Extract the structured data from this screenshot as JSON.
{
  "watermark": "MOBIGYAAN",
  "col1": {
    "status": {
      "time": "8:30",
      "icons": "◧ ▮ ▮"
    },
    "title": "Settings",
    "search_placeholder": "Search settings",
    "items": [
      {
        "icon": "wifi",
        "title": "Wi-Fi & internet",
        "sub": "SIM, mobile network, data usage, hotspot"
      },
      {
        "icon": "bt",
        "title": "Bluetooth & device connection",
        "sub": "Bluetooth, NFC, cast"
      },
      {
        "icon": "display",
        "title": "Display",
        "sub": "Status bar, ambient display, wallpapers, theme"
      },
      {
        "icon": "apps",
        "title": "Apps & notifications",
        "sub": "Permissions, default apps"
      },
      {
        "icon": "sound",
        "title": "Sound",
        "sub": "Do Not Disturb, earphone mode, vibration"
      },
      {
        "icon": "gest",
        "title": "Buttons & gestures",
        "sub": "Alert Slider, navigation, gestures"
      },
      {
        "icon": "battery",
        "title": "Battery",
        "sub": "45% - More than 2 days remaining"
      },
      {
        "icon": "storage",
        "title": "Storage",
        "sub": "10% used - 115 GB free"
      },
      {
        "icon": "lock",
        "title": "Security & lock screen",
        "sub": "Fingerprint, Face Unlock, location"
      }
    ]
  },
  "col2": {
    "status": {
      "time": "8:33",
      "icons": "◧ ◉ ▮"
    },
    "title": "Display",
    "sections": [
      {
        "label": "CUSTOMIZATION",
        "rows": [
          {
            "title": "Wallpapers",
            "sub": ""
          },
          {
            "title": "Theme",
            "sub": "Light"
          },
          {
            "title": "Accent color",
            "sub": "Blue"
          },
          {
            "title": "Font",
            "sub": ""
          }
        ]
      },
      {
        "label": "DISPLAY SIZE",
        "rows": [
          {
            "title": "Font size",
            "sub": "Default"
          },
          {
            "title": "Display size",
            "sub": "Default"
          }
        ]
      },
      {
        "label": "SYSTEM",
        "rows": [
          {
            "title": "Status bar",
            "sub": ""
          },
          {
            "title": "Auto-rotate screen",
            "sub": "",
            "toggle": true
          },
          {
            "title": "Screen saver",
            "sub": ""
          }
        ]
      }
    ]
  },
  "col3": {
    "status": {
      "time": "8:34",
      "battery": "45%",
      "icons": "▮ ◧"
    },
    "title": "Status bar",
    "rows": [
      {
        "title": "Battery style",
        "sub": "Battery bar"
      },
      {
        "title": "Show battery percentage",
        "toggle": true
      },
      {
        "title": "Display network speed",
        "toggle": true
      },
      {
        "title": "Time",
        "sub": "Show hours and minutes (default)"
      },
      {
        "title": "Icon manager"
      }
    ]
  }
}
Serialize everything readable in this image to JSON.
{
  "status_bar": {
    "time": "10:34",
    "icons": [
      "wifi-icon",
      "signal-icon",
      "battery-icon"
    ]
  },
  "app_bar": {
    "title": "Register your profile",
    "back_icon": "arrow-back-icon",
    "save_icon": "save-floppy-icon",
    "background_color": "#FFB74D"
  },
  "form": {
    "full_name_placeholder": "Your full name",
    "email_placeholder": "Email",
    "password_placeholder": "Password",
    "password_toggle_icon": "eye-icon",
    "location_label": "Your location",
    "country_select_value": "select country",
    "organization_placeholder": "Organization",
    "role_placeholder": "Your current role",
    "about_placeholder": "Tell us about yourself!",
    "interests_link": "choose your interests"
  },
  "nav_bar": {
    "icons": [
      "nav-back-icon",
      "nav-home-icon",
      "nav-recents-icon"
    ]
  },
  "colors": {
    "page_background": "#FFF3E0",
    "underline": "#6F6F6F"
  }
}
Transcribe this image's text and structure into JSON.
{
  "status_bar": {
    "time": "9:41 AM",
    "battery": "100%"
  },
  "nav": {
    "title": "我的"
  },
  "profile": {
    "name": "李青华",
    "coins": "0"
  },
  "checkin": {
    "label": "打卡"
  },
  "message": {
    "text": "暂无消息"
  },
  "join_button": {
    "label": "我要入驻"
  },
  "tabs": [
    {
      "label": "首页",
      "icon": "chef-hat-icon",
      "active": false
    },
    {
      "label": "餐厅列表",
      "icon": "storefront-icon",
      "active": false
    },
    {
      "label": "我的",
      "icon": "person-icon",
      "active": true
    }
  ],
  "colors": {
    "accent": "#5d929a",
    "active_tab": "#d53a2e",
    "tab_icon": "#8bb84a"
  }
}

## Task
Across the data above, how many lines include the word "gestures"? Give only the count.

## Answer section
2